» Exercise objective: Which lines of the records contain "Tools"? Collect every one of them.

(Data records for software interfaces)
▼▼▼

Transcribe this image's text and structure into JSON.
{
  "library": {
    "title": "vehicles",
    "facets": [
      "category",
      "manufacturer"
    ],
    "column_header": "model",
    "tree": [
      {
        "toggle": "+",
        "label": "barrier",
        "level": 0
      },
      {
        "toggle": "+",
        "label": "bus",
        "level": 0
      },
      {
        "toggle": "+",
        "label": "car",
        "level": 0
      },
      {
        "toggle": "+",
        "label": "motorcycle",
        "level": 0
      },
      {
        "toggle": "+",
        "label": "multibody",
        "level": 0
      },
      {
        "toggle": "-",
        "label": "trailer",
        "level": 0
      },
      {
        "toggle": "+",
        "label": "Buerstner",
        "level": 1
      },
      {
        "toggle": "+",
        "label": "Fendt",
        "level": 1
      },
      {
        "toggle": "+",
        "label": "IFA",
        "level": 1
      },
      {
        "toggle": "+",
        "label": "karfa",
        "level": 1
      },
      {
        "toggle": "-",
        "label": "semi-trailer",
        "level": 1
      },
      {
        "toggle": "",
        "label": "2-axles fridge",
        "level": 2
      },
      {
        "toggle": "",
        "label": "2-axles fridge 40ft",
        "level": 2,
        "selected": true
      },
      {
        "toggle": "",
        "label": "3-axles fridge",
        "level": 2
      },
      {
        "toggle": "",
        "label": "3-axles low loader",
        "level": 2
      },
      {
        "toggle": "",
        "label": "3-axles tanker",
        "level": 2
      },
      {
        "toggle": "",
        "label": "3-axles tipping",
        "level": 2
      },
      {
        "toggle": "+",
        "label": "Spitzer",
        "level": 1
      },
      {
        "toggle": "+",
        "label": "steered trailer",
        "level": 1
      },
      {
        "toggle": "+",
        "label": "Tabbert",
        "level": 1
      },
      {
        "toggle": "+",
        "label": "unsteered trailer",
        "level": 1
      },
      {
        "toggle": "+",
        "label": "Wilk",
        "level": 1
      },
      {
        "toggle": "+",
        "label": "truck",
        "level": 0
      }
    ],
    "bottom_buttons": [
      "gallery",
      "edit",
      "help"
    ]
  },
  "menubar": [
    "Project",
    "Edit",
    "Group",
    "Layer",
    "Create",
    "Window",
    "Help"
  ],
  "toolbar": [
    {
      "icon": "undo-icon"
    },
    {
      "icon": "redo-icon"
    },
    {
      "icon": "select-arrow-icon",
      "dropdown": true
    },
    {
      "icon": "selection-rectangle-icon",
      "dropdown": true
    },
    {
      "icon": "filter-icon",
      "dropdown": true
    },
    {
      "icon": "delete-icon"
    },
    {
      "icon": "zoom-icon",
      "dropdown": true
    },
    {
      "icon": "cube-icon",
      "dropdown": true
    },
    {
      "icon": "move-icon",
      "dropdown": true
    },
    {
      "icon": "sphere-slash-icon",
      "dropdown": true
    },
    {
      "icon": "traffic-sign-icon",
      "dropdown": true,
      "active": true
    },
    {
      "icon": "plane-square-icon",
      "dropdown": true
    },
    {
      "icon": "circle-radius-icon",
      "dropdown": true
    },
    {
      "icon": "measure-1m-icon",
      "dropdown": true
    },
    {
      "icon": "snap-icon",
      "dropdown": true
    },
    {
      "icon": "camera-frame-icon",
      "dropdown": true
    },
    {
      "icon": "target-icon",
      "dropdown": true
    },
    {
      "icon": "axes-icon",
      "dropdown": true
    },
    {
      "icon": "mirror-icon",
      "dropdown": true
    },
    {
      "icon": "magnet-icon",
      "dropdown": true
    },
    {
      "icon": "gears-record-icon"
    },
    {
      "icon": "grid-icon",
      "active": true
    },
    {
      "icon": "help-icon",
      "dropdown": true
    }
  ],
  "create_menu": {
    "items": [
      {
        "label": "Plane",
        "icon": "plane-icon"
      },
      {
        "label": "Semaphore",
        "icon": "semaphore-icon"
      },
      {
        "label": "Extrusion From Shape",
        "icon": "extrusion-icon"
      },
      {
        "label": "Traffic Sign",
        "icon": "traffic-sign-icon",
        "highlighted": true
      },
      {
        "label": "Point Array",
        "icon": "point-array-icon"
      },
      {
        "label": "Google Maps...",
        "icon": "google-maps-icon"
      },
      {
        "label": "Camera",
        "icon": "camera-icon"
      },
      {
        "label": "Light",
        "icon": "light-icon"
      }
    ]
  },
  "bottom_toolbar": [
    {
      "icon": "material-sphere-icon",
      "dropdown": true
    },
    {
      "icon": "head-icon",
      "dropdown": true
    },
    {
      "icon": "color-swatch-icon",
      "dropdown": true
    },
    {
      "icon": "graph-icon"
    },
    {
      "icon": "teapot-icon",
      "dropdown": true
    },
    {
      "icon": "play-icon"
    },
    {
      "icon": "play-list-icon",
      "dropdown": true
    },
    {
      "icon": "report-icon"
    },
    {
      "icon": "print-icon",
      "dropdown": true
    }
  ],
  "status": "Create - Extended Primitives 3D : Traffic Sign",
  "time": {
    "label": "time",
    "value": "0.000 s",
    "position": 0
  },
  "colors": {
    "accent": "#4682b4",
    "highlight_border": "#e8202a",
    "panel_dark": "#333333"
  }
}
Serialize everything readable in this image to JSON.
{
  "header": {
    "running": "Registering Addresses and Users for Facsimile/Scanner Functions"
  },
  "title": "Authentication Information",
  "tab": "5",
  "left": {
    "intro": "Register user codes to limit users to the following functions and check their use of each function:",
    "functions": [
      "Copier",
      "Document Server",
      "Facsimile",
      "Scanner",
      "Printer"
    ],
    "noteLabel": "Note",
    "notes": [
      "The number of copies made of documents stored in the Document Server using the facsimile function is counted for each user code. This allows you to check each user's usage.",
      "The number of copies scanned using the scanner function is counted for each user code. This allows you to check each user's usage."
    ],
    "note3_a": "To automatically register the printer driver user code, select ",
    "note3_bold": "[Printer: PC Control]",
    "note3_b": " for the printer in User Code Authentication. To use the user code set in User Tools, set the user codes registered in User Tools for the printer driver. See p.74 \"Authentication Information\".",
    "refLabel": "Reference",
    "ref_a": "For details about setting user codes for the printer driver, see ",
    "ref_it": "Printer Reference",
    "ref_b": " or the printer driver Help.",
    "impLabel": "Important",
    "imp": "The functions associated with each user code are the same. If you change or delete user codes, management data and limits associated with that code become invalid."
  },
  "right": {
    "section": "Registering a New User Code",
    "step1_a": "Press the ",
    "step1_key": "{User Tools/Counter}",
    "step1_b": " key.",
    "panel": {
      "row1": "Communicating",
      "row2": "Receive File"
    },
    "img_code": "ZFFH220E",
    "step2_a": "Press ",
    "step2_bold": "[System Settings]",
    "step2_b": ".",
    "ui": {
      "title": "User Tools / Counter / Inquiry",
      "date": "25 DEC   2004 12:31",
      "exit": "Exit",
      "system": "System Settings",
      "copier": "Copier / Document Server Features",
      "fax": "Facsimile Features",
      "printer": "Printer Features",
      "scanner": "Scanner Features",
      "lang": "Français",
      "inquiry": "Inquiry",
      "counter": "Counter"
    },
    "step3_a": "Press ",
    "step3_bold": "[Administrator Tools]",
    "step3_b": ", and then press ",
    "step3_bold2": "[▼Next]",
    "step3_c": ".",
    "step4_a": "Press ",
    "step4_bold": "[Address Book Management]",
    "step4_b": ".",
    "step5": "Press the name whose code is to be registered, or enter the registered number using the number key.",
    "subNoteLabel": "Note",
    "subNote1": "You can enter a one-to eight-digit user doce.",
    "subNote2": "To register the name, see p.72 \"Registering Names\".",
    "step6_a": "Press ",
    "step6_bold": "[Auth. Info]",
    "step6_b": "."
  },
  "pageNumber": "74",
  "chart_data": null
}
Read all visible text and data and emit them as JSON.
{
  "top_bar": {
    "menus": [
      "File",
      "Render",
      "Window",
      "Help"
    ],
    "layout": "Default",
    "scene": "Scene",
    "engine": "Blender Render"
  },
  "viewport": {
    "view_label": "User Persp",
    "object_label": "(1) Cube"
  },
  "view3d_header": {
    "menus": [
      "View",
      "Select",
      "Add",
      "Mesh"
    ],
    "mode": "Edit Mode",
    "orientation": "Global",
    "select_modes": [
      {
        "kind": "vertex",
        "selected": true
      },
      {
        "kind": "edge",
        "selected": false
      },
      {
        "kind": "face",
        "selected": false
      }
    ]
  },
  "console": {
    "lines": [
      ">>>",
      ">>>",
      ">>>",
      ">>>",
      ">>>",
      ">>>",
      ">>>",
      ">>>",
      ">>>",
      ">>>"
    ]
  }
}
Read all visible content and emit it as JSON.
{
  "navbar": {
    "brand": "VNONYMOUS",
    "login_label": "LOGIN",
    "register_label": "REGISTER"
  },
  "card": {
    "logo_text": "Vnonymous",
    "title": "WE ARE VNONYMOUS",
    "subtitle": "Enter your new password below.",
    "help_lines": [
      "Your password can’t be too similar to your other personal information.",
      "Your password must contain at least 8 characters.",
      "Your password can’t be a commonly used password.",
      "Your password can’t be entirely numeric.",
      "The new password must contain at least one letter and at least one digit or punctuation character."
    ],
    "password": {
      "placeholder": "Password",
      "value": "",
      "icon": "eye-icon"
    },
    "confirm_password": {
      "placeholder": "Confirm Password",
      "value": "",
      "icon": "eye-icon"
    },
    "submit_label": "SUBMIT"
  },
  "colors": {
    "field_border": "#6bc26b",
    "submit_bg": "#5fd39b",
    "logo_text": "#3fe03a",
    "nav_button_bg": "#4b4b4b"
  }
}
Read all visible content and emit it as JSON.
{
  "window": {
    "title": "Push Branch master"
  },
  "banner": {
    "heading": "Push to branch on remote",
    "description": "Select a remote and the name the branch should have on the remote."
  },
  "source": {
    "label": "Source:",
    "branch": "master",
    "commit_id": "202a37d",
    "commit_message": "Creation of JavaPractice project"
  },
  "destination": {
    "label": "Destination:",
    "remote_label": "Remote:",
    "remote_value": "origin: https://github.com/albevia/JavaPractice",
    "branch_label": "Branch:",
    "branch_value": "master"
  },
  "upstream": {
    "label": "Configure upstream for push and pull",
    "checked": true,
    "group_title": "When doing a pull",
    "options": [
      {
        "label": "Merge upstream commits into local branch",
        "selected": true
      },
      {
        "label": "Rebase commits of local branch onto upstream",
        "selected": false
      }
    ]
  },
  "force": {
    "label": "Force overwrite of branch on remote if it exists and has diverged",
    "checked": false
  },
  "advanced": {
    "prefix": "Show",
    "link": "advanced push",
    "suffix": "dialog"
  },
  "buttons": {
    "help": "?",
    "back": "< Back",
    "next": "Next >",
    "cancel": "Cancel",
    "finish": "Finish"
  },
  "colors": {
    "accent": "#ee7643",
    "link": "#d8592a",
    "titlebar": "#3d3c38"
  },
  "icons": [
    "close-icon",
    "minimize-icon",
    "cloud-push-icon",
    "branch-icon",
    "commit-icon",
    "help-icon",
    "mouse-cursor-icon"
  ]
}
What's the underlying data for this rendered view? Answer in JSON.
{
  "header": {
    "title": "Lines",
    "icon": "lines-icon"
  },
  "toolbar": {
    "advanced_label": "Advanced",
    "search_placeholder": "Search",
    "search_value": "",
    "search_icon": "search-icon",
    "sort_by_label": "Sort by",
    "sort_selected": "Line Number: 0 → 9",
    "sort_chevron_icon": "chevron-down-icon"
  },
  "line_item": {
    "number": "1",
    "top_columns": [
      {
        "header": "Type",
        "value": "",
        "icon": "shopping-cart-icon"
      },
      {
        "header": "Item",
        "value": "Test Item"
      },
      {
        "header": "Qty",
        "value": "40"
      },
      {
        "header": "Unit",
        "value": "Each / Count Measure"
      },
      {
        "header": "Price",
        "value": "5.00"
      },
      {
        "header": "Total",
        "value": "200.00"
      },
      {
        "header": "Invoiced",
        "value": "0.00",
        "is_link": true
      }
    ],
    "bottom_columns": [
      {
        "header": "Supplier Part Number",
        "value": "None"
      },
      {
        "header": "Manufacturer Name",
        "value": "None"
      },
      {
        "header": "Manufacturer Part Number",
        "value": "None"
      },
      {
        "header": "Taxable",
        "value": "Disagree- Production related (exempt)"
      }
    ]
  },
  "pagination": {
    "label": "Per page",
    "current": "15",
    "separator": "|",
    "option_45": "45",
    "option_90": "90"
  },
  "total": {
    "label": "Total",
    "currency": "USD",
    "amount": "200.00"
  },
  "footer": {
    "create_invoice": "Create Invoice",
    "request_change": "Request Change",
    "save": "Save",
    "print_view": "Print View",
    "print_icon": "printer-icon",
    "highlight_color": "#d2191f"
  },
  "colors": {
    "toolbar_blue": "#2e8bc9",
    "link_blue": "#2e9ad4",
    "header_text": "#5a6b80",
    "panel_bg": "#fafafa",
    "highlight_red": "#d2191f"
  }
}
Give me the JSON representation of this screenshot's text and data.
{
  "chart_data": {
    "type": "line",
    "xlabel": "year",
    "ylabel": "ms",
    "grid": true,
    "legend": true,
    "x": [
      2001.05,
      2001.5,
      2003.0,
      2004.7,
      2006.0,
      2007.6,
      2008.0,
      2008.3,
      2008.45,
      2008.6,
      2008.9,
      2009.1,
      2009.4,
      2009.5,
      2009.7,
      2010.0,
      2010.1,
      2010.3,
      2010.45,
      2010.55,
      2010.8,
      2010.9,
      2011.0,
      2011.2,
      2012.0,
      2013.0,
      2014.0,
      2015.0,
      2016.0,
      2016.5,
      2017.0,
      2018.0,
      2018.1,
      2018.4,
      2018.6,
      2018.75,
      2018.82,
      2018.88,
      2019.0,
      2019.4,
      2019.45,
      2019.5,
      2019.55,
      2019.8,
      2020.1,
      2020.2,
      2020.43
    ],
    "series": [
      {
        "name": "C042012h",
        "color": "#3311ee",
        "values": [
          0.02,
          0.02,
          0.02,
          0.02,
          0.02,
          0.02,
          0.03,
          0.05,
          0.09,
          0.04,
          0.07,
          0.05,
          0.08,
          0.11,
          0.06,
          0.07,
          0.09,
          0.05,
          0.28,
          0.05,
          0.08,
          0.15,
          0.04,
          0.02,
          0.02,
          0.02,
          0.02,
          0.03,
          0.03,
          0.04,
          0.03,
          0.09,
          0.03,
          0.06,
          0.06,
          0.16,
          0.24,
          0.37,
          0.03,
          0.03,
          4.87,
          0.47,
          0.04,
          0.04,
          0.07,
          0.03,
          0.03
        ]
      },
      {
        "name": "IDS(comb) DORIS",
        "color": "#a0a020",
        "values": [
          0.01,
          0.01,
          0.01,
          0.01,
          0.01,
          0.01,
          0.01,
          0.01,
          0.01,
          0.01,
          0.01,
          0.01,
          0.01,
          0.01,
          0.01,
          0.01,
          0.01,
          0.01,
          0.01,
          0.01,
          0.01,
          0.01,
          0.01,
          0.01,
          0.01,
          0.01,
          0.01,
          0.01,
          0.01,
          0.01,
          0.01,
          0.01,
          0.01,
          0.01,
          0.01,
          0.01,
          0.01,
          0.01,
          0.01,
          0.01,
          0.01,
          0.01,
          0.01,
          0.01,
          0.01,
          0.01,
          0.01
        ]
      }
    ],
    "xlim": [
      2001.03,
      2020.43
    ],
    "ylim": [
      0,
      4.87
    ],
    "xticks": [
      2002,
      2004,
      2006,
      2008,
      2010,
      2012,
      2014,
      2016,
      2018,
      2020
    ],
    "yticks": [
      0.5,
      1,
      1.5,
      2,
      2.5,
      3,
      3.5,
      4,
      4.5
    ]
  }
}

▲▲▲

» Answer area:
    "note3_b": " for the printer in User Code Authentication. To use the user code set in User Tools, set the user codes registered in User Tools for the printer driver. See p.74 \"Authentication Information\".",
    "step1_key": "{User Tools/Counter}",
      "title": "User Tools / Counter / Inquiry",
    "step3_bold": "[Administrator Tools]",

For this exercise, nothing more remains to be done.